ERIC Number: ED264078
Record Type: Non-Journal
Publication Date: 1984
Reference Count: N/A
Migrant Education and the Upward Social Mobility of Migrant Students.
Findings from interviews with 10 migrant parents, 10 migrant students, 4 regular teachers, 2 migrant teachers, and 2 migrant aides indicate that the Migrant Education Program has a positive effect on the upward social mobility of migrant students in Snyder, Oklahoma, a farming/ranching community of 2,500 with a migrant student enrollment comprising from 5% to 28% of the student population from 1974 to 1984. Evidence suggests that adequate school resources, a hospitable school climate, and sensitivity of school staff to migrant students' background characteristics may be critical in optimizing their school achievement. The interviews document that migrant students surpassed the educational levels of their parents and projected higher incomes and occupational levels than their parents. Parents appeared to emphasize and encourage acculturation of their children into the mainstream of society, with 80% indicating they did not desire a bilingual instructional program. Migrant teachers' educational expectations for migrant students were consistently higher than those of regular teachers. This higher level of expectation could be based on closer interaction with students, smaller classes, individualized instruction, extensive contact with parents, awareness of migrant students' background characteristics, and/or a special empathy and rapport with these students. (NEC)

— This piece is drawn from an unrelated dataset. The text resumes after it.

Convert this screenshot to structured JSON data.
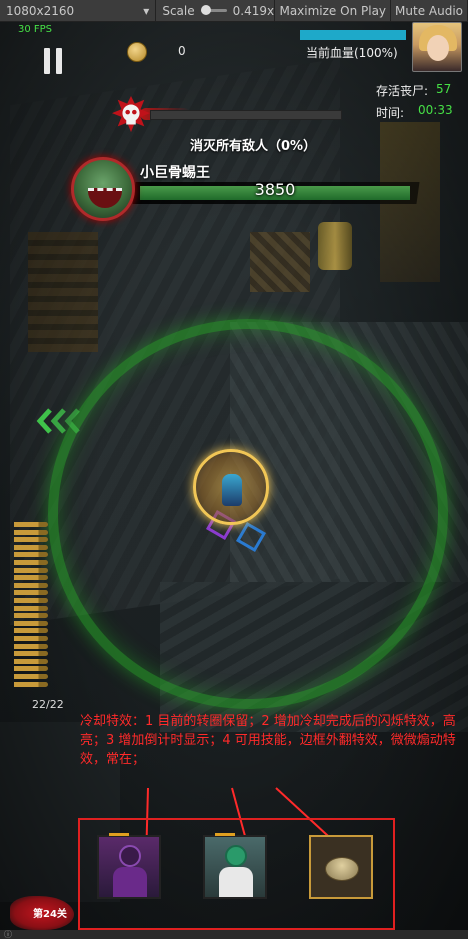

Publication Type: Reports - Research; Numerical/Quantitative Data
Education Level: N/A
Authoring Institution: Snyder Public Schools, OK.
Identifiers - Location: Oklahoma